The 1990s Bring a Change of Fortune
In 1991, despite recession, U.S. factories shipped 3.9 billion pairs of socks. About half of that output came from North Carolina where more 40,000 of the nation's 70,000 hosiery workers worked. When the retail industry showed signs of recovering in 1992, Speizman ratched up its visibility with a Nasdaq listing. In 1993, it made $2.4 million in profits, ranking sixth on Nasdaq's list of top performers.
By the late 1990s, Speizman was once again enjoying healthy revenues of $79 million and acquisitions. In 1997, it bought the largest U.S. distributor of laundry equipment, Wink Davis Equipment Company, Inc. and closed its own outerwear dyeing and finishing unit. In 1998, it established Speizman Yarn Equipment Co., Inc., acquired TMC Automation Co., and won the North Carolina Governor's New Product Award for TMC's line of machines that pairs, folds, stacks, and bags socks. It also signed new exclusive agreements with six Italian textile equipment suppliers, to sell machinery in North America. In 1999, the company moved from its original green building to 118,000 square feet of office and distribution space in a building on Griffith Road. The move allowed it to consolidate several other warehouses in Charlotte. 1999 was also the year Lonati revolutionized the way socks are manufactured with the introduction of its toe closing machines. Within two months of the introduction, Speizman had 1,200 orders for the machine.
By 2001, sales of seamless garment knitting machines were growing despite the economic slowdown. Speizman believed that the seamless market would continue to grow and get more competitive in terms both of machinery and products. The company was optimistic about its future. It entered into a joint venture with Martint Equipment Company of North Carolina to distribute Braun dye/extracting machines worldwide and opened its own design center in Charlotte with an eye to improving customer service.
Principal Subsidiaries: Wink Davis Equipment Company, Inc.; Todd Motion Controls, Inc.
Principal Competitors: Barmag AG; Burlington Textile Machinery Corp.; Rieter Holding Ltd.; Tapistron International Inc.; Tinque, Brown & Co.; Hirsch International Corp.
Bedwell, Don, "Turning It Around: Speizman Industries Surviving Doubleknit Disaster," Charlotte Observer, November, 11, 1979, p. 5B.
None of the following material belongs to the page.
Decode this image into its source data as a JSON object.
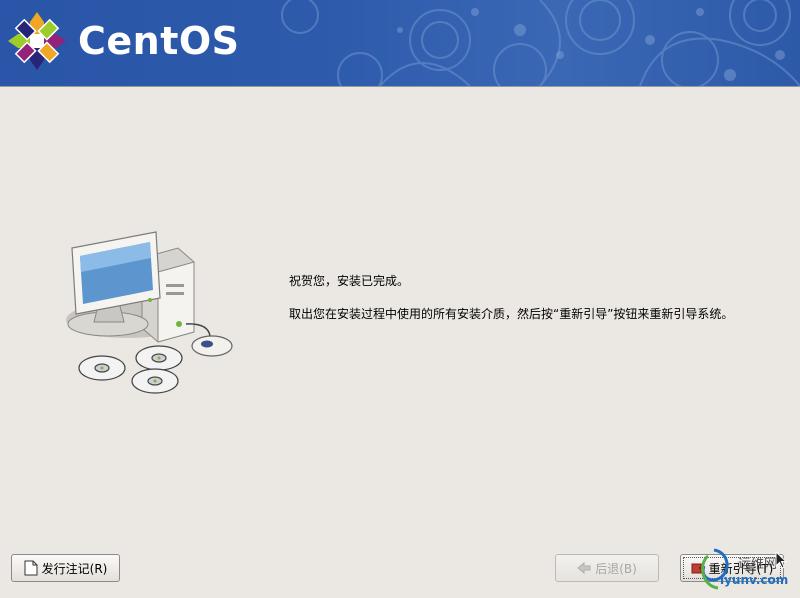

Greene, Kelly, "Speizman Puts New Spin on Family Business," Charlotte Business Journal, April 11, 1994, p. 17.
Gross, David, "Seamless Garments: Profitable Alternative for Knitters," Textile World, January 2001, p. 46.
The Speizman Concept, Charlotte, N.C.: Speizman Industries, 1979.
Speizman, Morris, The Jews of Charlotte, Charlotte, N.C.: McNally and Loftin, 1978.
Suchetka, Diane, "Remnant of Past, Old Cotton Mill, Facing Its Fate," Charlotte Observer, April 19, 1999, p. 1A.
Source: International Directory of Company Histories, Vol. 44. St. James Press, 2002.